The dentist’s predictions of course had come true. Perhaps because of the compressed schedule or the importance of wife, home, and offspring, most chat focused there and there alone. However, Handley wasn’t disappointed. It was enough to have one last sail with his classmates before going solo.
Handley’s wife and adult children became increasingly concerned about him. He was becoming a recluse. Was this early Alzheimer’s? Dementia cloaked in their father’s usual philosophizing? Were some of his tightly wound screws finally coming loose?
Nothing of the sort, Handley knew, but then again how could anyone else know about his personal preparations for death? As in the story of Ivan Ilyich, the journey to the end of the line was a long and deliberate one.

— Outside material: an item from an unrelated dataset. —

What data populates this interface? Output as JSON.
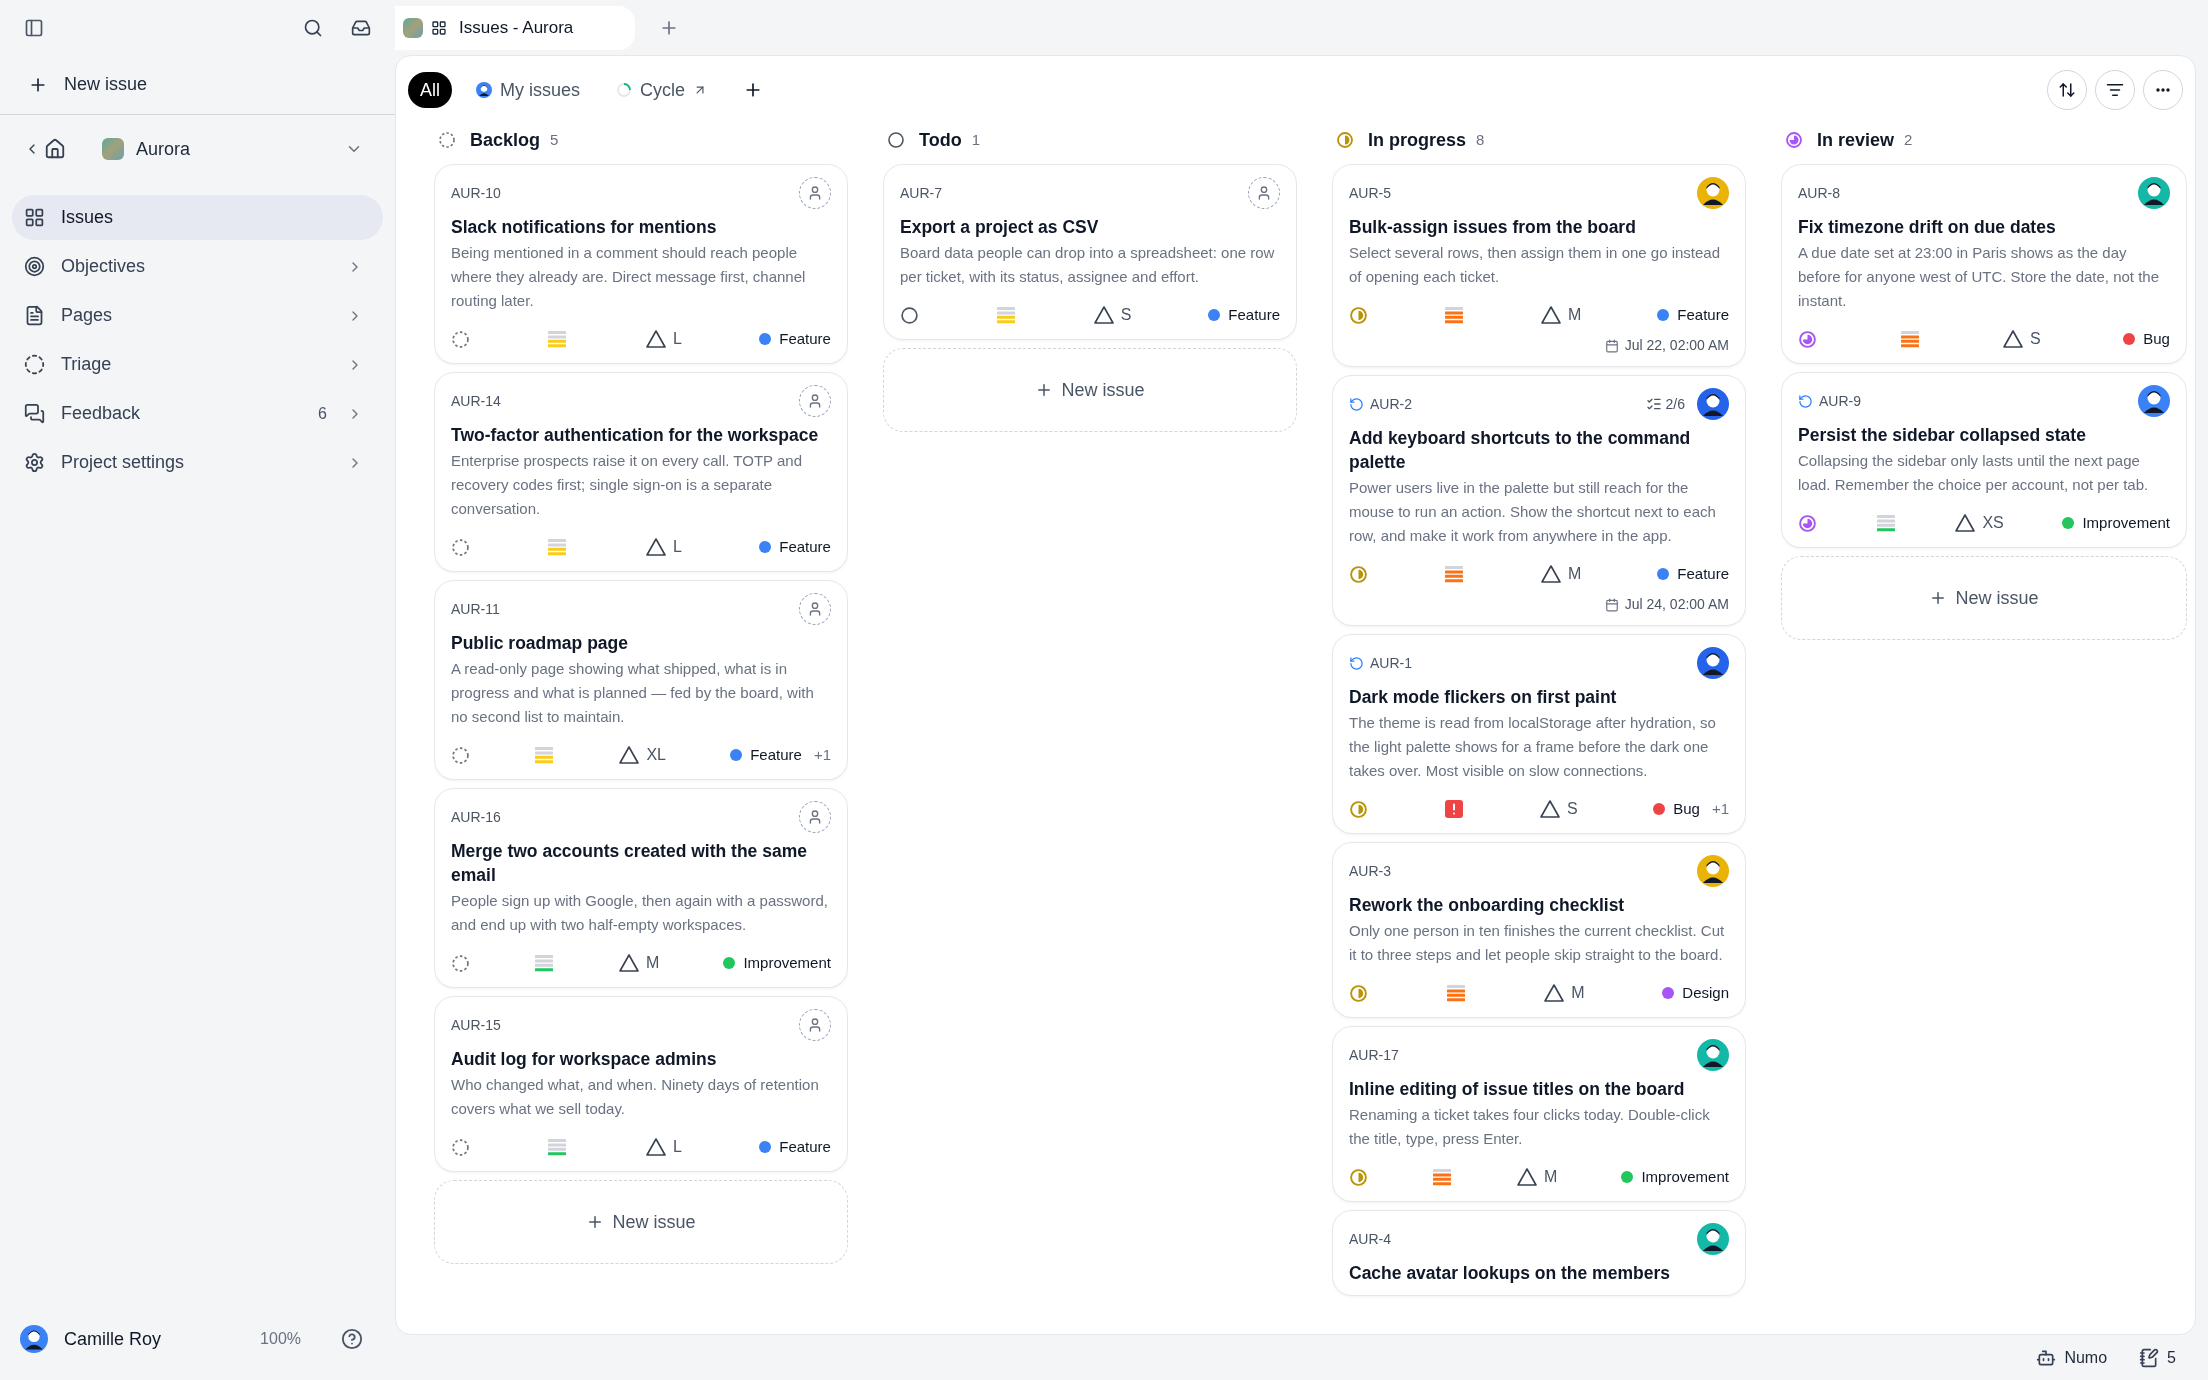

He saw very few of his old friends. He became more severe and judgmental than he ever had been – and this was saying something because he had been an arrogant and insufferable son-of-a-bitch when he was young – and left even his closest confidants on the curb.
“I have learned all I can from them”, he said to himself; and since friendship and camaraderie meant little or nothing to him now, why bother?
His wife tried to give him some light reading, an attempt to get his nose out of The Grand Inquisitor, Paradise Lost, and Notes from the Underground. “Paul Theroux has written a new book I know you’d like”, she said. Handley had once read everything Theroux had written, and in his younger days thought of the author as his alter-ego – a man of adventure, romance, and exotic travel. But as Theroux advanced into his 70s and became more reflective and philosophical, Handley lost interest. Although their journeys had been parallel in many ways, the rest of the way would have to be travelled alone.
He had once watched three movies a week and saw everything by Herzog, Mann, and Ridley Scott. Now he only watched BBC archival films of King Lear and Timon of Athens; and watched them many times, following along with the text and checking references by Harold Bloom and Nuttall.
I ran into Hadley Lambert a few weeks ago. He looked great – trim, de bonne mine, and vigorous. I told him so. “Numbers don’t lie”, he replied, and told me how he dismissed doctors who told him that he had the prostate of a 40 year-old and the heart of a teenager; and politely thanked his wife who cited actuarial tables that projected his life well into his 90s.
Anyone who didn’t know Handley Lambert would have said that he was the model retiree – immersed in Shakespeare and Tolstoy, parsing the epic poetry of Milton and Donne, writing essays on metaphysics and meaning, and involved in a productive and meaningful second career.
I knew better, however, and saw that Handley’s enterprises were all done for a very particular, urgent purpose. “We all die alone”, he told me, “and I want to be bloody ready.”